Another important milestone in Louis's career was the forming in 1990's of his nine-piece band “Viva-La-Black”, which became the first group to tour South Africa, arranged by the British Council, as the lifting of Apartheid and freedom became imminent. More recently, he has been heard in duo with Wadada Leo Smith, as well as leading his ‘Unit’’.
Alexander Hawkins is a pianist, organist, composer and bandleader who is ‘unlike anything else in modern creative music’ (Ni Kantu) and whose recent work has reached a ‘dazzling new apex’ (Downbeat). Self-taught, he works in a vast array of creative contexts. His own highly distinctive soundworld is forged through the search to reconcile both his love of free improvisation and profound fascination with composition and structure.
John Edwards is a true virtuoso whose staggering range of techniques and boundless musical imagination have redefined the possibility of the double bass and dramatically expanded its role, whether playing solo or with others. Perpetually in demand, he has played with Evan Parker, Sunny Murray, Derek Bailey, Joe McPhee, Lol Coxhill, Peter Brötzmann, Mulatu Astatke and many others.
"I think John Edwards is absolutely remarkable: there’s never been anything like him before, anywhere in jazz." - Richard Williams, The Blue Moment
Saxophonist Jason Yarde has already been a veteran of the leader's bands for some two decades. He is himself one of the most sought-after musicians of his generation, and has been a member of groups led by Andrew Hill and Jack DeJohnette, amonst many others. He is also a renowned composer, having been widely commissioned (including by the London Symphony Orchestra).
Hutchings was born in 1984 in London. He moved to Barbados at the age of six, began studying classical clarinet aged nine and remained until sixteen. Shabaka's primary project is the group Sons of Kemet, which won the 2013 MOBO Award for Jazz Act of the Year. In June 2014 Shabaka was invited to join the Sun Ra Arkestra, performing with them and recording a session for BBC Radio 3. He has performed and recorded with Courtney Pine's Jazz Warriors, Mulatu Astatke and the Heliocentrics, Polar Bear and Soweto Kinch. Some of the many notable musicians he has shared the stage with include Jack DeJohnette, Charlie Haden and the Liberation Music Orchestra, Louis Moholo, Evan Parker, King Sunny Ade and Orlando Julius to name a few.

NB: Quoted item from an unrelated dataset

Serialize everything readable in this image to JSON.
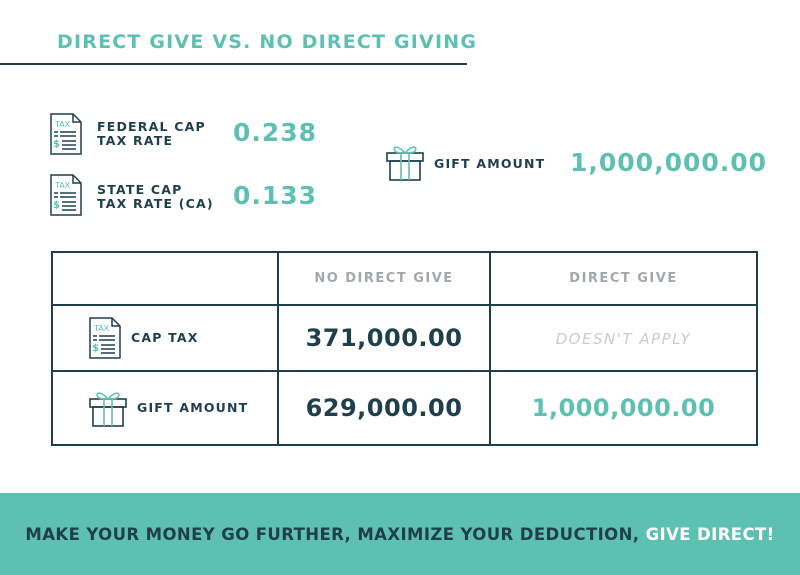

As part of the Caribbean diaspora, he sees his role as that of pushing the boundaries of what musical elements are considered to be Caribbean. Constantly evaluating the nature of his relationship with musical material and tradition, he describes his attempts at composition as wrestling matches with questions of where and how the Caribbean can be encoded, and what happens when it is exposed to the western classical music cannon.